:: What you need to do ::
Beginning with the line containing "Serialize everything readable" and ending with the last line of the records, set down every line exactly.

:: Given entries ::
______________________________
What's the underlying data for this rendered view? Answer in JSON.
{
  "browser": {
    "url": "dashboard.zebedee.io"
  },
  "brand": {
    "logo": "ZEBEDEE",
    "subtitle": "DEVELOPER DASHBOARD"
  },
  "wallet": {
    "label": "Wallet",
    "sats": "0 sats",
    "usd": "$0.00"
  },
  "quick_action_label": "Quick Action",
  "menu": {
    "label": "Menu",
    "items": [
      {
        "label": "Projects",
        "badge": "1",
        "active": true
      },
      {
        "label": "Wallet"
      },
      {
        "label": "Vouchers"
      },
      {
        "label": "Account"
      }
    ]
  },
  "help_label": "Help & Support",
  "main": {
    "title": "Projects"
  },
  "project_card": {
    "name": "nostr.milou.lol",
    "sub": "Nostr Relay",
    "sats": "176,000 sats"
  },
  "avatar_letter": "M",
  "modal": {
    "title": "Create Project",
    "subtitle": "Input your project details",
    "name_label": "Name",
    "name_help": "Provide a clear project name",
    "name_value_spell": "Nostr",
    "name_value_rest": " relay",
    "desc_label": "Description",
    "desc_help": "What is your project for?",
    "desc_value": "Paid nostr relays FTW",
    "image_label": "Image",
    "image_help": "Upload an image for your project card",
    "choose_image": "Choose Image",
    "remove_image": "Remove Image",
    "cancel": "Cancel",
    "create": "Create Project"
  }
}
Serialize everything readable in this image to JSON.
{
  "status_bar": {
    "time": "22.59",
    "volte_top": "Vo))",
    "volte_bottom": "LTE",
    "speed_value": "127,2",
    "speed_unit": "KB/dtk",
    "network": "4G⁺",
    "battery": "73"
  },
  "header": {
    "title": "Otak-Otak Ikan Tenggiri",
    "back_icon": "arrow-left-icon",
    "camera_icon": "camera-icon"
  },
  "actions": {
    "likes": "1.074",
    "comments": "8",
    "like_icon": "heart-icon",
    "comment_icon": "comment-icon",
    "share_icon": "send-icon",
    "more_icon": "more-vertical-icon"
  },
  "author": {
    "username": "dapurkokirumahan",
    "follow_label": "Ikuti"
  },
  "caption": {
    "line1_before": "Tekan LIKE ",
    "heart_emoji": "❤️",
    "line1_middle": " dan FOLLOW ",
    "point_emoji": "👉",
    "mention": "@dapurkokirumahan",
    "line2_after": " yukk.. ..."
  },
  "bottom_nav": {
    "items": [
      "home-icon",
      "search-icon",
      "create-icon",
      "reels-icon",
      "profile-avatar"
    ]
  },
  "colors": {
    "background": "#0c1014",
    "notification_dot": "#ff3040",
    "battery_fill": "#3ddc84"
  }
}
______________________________
:: Exercise solution ::
Serialize everything readable in this image to JSON.
{
  "status_bar": {
    "time": "22.59",
    "volte_top": "Vo))",
    "volte_bottom": "LTE",
    "speed_value": "127,2",
    "speed_unit": "KB/dtk",
    "network": "4G⁺",
    "battery": "73"
  },
  "header": {
    "title": "Otak-Otak Ikan Tenggiri",
    "back_icon": "arrow-left-icon",
    "camera_icon": "camera-icon"
  },
  "actions": {
    "likes": "1.074",
    "comments": "8",
    "like_icon": "heart-icon",
    "comment_icon": "comment-icon",
    "share_icon": "send-icon",
    "more_icon": "more-vertical-icon"
  },
  "author": {
    "username": "dapurkokirumahan",
    "follow_label": "Ikuti"
  },
  "caption": {
    "line1_before": "Tekan LIKE ",
    "heart_emoji": "❤️",
    "line1_middle": " dan FOLLOW ",
    "point_emoji": "👉",
    "mention": "@dapurkokirumahan",
    "line2_after": " yukk.. ..."
  },
  "bottom_nav": {
    "items": [
      "home-icon",
      "search-icon",
      "create-icon",
      "reels-icon",
      "profile-avatar"
    ]
  },
  "colors": {
    "background": "#0c1014",
    "notification_dot": "#ff3040",
    "battery_fill": "#3ddc84"
  }
}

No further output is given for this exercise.